I used to wear a pager for emergency vet calls. This was 2 years before the first iPhone was released and paging was still a thing. I was living on Vancouver Island when I could get pages at all hours. Still fresh out of school, the sense of adventure that went along with the overnight pages outweighed the lack of sleep. I would get drunk people after their night of partying, letting me know that fido looked funny (although when you got down to the details it was the beer goggles and the dog was ok). Most often, after a call, we’d arrange to meet at the clinic (most showed up, some didn't once they found out there was an emergency fee). It was always a mystery who would show up at the door.
Your first month of meeting people as a new vet can be nerve wracking because you are still cookie dough - pliable, impressionable, and yet to be refined. Your developing confidence of course comes from within. But when you meet people and their companions who are on this journey with you, you are actually learning together, and the friendships and insights will make you the vet that you are to be. On Vancouver Island, I met a lot of kind, warm people who took a rookie like myself in. The gave me a chance, and I was able to flourish. Not everyone has those kind of experiences in life. A lot of people burn out early on this career, because that collaborative foundation was never established.
I'm pretty sure her name was Kirin. Now, this was a decade ago and my memory is getting fuzzy. Kirin was an elderly little black kitty, and I met her as she was entering the final stage of her long life. And while I can remember what she looked like, only shadows of her people remain in my memory.
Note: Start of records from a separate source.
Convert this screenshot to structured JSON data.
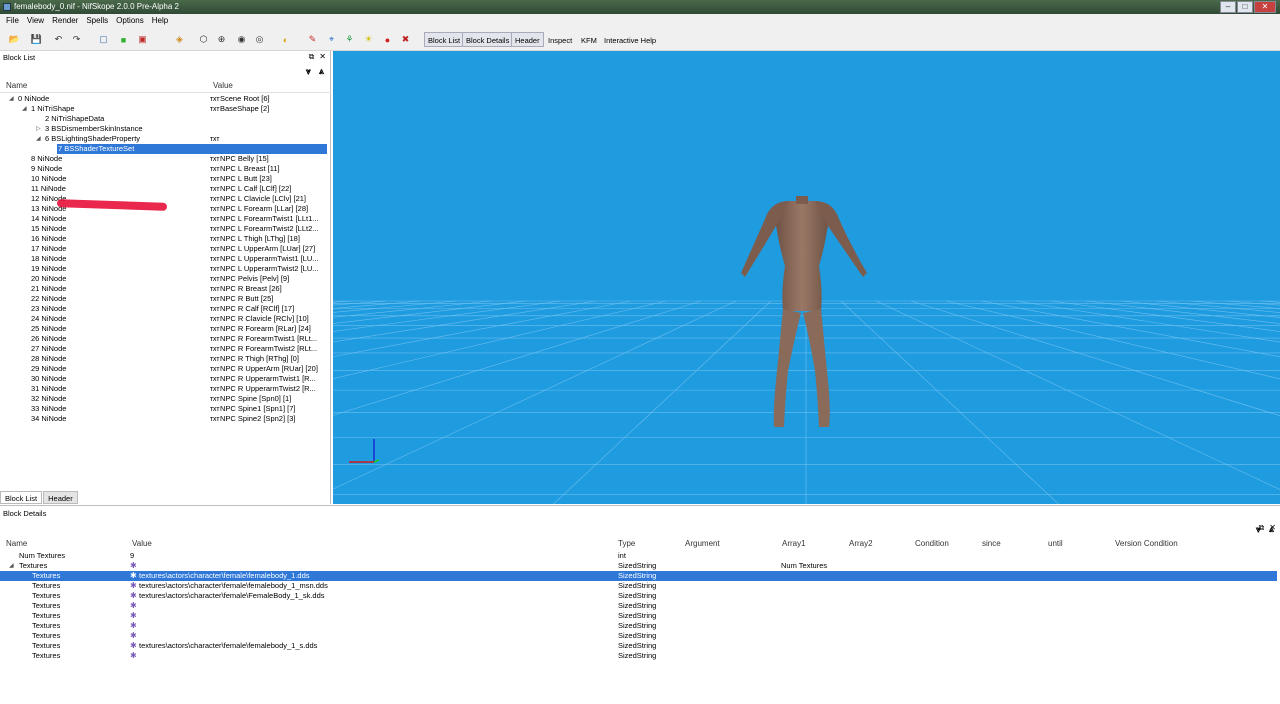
{
  "window": {
    "title": "femalebody_0.nif - NifSkope 2.0.0 Pre-Alpha 2"
  },
  "menu": [
    "File",
    "View",
    "Render",
    "Spells",
    "Options",
    "Help"
  ],
  "toolbar": {
    "icons": [
      "open-icon",
      "save-icon",
      "undo-icon",
      "redo-icon",
      "view-box-icon",
      "view-green-icon",
      "view-red-icon",
      "view-cube-icon",
      "texture-icon",
      "eye-icon",
      "eye-alt-icon",
      "frame-icon",
      "light-icon",
      "select-icon",
      "axes-icon",
      "tree-icon",
      "sun-icon",
      "pin-icon",
      "no-anim-icon"
    ],
    "text_buttons": [
      "Block List",
      "Block Details",
      "Header",
      "Inspect",
      "KFM",
      "Interactive Help"
    ]
  },
  "block_list": {
    "title": "Block List",
    "columns": {
      "name": "Name",
      "value": "Value"
    },
    "rows": [
      {
        "name": "0 NiNode",
        "value": "Scene Root [6]",
        "depth": 0,
        "exp": "open",
        "txt": true
      },
      {
        "name": "1 NiTriShape",
        "value": "BaseShape [2]",
        "depth": 1,
        "exp": "open",
        "txt": true
      },
      {
        "name": "2 NiTriShapeData",
        "value": "",
        "depth": 2,
        "exp": "",
        "txt": false
      },
      {
        "name": "3 BSDismemberSkinInstance",
        "value": "",
        "depth": 2,
        "exp": "closed",
        "txt": false
      },
      {
        "name": "6 BSLightingShaderProperty",
        "value": "",
        "depth": 2,
        "exp": "open",
        "txt": true
      },
      {
        "name": "7 BSShaderTextureSet",
        "value": "",
        "depth": 3,
        "exp": "",
        "txt": false,
        "selected": true
      },
      {
        "name": "8 NiNode",
        "value": "NPC Belly [15]",
        "depth": 1,
        "exp": "",
        "txt": true
      },
      {
        "name": "9 NiNode",
        "value": "NPC L Breast [11]",
        "depth": 1,
        "exp": "",
        "txt": true
      },
      {
        "name": "10 NiNode",
        "value": "NPC L Butt [23]",
        "depth": 1,
        "exp": "",
        "txt": true
      },
      {
        "name": "11 NiNode",
        "value": "NPC L Calf [LClf] [22]",
        "depth": 1,
        "exp": "",
        "txt": true
      },
      {
        "name": "12 NiNode",
        "value": "NPC L Clavicle [LClv] [21]",
        "depth": 1,
        "exp": "",
        "txt": true
      },
      {
        "name": "13 NiNode",
        "value": "NPC L Forearm [LLar] [28]",
        "depth": 1,
        "exp": "",
        "txt": true
      },
      {
        "name": "14 NiNode",
        "value": "NPC L ForearmTwist1 [LLt1...",
        "depth": 1,
        "exp": "",
        "txt": true
      },
      {
        "name": "15 NiNode",
        "value": "NPC L ForearmTwist2 [LLt2...",
        "depth": 1,
        "exp": "",
        "txt": true
      },
      {
        "name": "16 NiNode",
        "value": "NPC L Thigh [LThg] [18]",
        "depth": 1,
        "exp": "",
        "txt": true
      },
      {
        "name": "17 NiNode",
        "value": "NPC L UpperArm [LUar] [27]",
        "depth": 1,
        "exp": "",
        "txt": true
      },
      {
        "name": "18 NiNode",
        "value": "NPC L UpperarmTwist1 [LU...",
        "depth": 1,
        "exp": "",
        "txt": true
      },
      {
        "name": "19 NiNode",
        "value": "NPC L UpperarmTwist2 [LU...",
        "depth": 1,
        "exp": "",
        "txt": true
      },
      {
        "name": "20 NiNode",
        "value": "NPC Pelvis [Pelv] [9]",
        "depth": 1,
        "exp": "",
        "txt": true
      },
      {
        "name": "21 NiNode",
        "value": "NPC R Breast [26]",
        "depth": 1,
        "exp": "",
        "txt": true
      },
      {
        "name": "22 NiNode",
        "value": "NPC R Butt [25]",
        "depth": 1,
        "exp": "",
        "txt": true
      },
      {
        "name": "23 NiNode",
        "value": "NPC R Calf [RClf] [17]",
        "depth": 1,
        "exp": "",
        "txt": true
      },
      {
        "name": "24 NiNode",
        "value": "NPC R Clavicle [RClv] [10]",
        "depth": 1,
        "exp": "",
        "txt": true
      },
      {
        "name": "25 NiNode",
        "value": "NPC R Forearm [RLar] [24]",
        "depth": 1,
        "exp": "",
        "txt": true
      },
      {
        "name": "26 NiNode",
        "value": "NPC R ForearmTwist1 [RLt...",
        "depth": 1,
        "exp": "",
        "txt": true
      },
      {
        "name": "27 NiNode",
        "value": "NPC R ForearmTwist2 [RLt...",
        "depth": 1,
        "exp": "",
        "txt": true
      },
      {
        "name": "28 NiNode",
        "value": "NPC R Thigh [RThg] [0]",
        "depth": 1,
        "exp": "",
        "txt": true
      },
      {
        "name": "29 NiNode",
        "value": "NPC R UpperArm [RUar] [20]",
        "depth": 1,
        "exp": "",
        "txt": true
      },
      {
        "name": "30 NiNode",
        "value": "NPC R UpperarmTwist1 [R...",
        "depth": 1,
        "exp": "",
        "txt": true
      },
      {
        "name": "31 NiNode",
        "value": "NPC R UpperarmTwist2 [R...",
        "depth": 1,
        "exp": "",
        "txt": true
      },
      {
        "name": "32 NiNode",
        "value": "NPC Spine [Spn0] [1]",
        "depth": 1,
        "exp": "",
        "txt": true
      },
      {
        "name": "33 NiNode",
        "value": "NPC Spine1 [Spn1] [7]",
        "depth": 1,
        "exp": "",
        "txt": true
      },
      {
        "name": "34 NiNode",
        "value": "NPC Spine2 [Spn2] [3]",
        "depth": 1,
        "exp": "",
        "txt": true
      }
    ],
    "tabs": [
      "Block List",
      "Header"
    ]
  },
  "block_details": {
    "title": "Block Details",
    "columns": [
      "Name",
      "Value",
      "Type",
      "Argument",
      "Array1",
      "Array2",
      "Condition",
      "since",
      "until",
      "Version Condition"
    ],
    "rows": [
      {
        "name": "Num Textures",
        "value": "9",
        "type": "int",
        "array1": "",
        "indent": 1,
        "icon": false,
        "exp": ""
      },
      {
        "name": "Textures",
        "value": "",
        "type": "SizedString",
        "array1": "Num Textures",
        "indent": 1,
        "icon": true,
        "exp": "open"
      },
      {
        "name": "Textures",
        "value": "textures\\actors\\character\\female\\femalebody_1.dds",
        "type": "SizedString",
        "array1": "",
        "indent": 2,
        "icon": true,
        "selected": true
      },
      {
        "name": "Textures",
        "value": "textures\\actors\\character\\female\\femalebody_1_msn.dds",
        "type": "SizedString",
        "array1": "",
        "indent": 2,
        "icon": true
      },
      {
        "name": "Textures",
        "value": "textures\\actors\\character\\female\\FemaleBody_1_sk.dds",
        "type": "SizedString",
        "array1": "",
        "indent": 2,
        "icon": true
      },
      {
        "name": "Textures",
        "value": "",
        "type": "SizedString",
        "array1": "",
        "indent": 2,
        "icon": true
      },
      {
        "name": "Textures",
        "value": "",
        "type": "SizedString",
        "array1": "",
        "indent": 2,
        "icon": true
      },
      {
        "name": "Textures",
        "value": "",
        "type": "SizedString",
        "array1": "",
        "indent": 2,
        "icon": true
      },
      {
        "name": "Textures",
        "value": "",
        "type": "SizedString",
        "array1": "",
        "indent": 2,
        "icon": true
      },
      {
        "name": "Textures",
        "value": "textures\\actors\\character\\female\\femalebody_1_s.dds",
        "type": "SizedString",
        "array1": "",
        "indent": 2,
        "icon": true
      },
      {
        "name": "Textures",
        "value": "",
        "type": "SizedString",
        "array1": "",
        "indent": 2,
        "icon": true
      }
    ]
  },
  "colors": {
    "viewport_bg": "#1f9be0",
    "selection": "#2f78d8",
    "grid": "#7ec8f2",
    "body": "#8a6a58"
  }
}
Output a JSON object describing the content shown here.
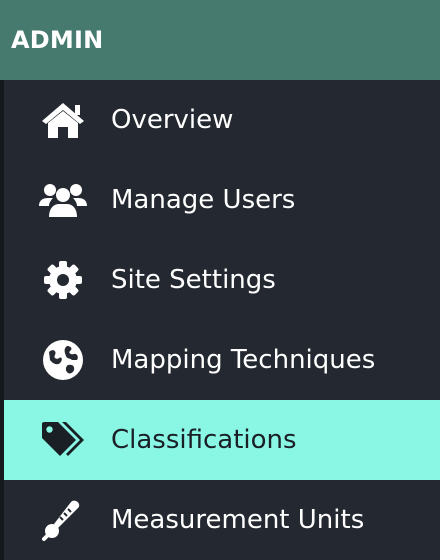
{
  "header": {
    "title": "ADMIN"
  },
  "nav": {
    "items": [
      {
        "label": "Overview",
        "icon": "home-icon"
      },
      {
        "label": "Manage Users",
        "icon": "users-icon"
      },
      {
        "label": "Site Settings",
        "icon": "gear-icon"
      },
      {
        "label": "Mapping Techniques",
        "icon": "globe-icon"
      },
      {
        "label": "Classifications",
        "icon": "tags-icon",
        "active": true
      },
      {
        "label": "Measurement Units",
        "icon": "thermometer-icon"
      }
    ]
  },
  "colors": {
    "header_bg": "#467a6e",
    "sidebar_bg": "#242830",
    "active_bg": "#8af7e5",
    "text": "#ffffff",
    "active_text": "#1a1f26"
  }
}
Kirin wasn't long for this earth, but we did make her more comfortable. This week, as I was pulling down a box of winter gear for my little girl, the ends of a little black scarf, with paw prints knitted into it popped out and floated towards the floor. Kirin’s mom had knit me a black scarf, complete with the actual paw prints of her little companion who had passed.
And I still have it.
So Kirin’s mom and dad, if you come across this one day, I want you know that I still have the scarf, and I still remember you and that little black kitty. You are one of the many kind people I met on the Island that still influence me to this day.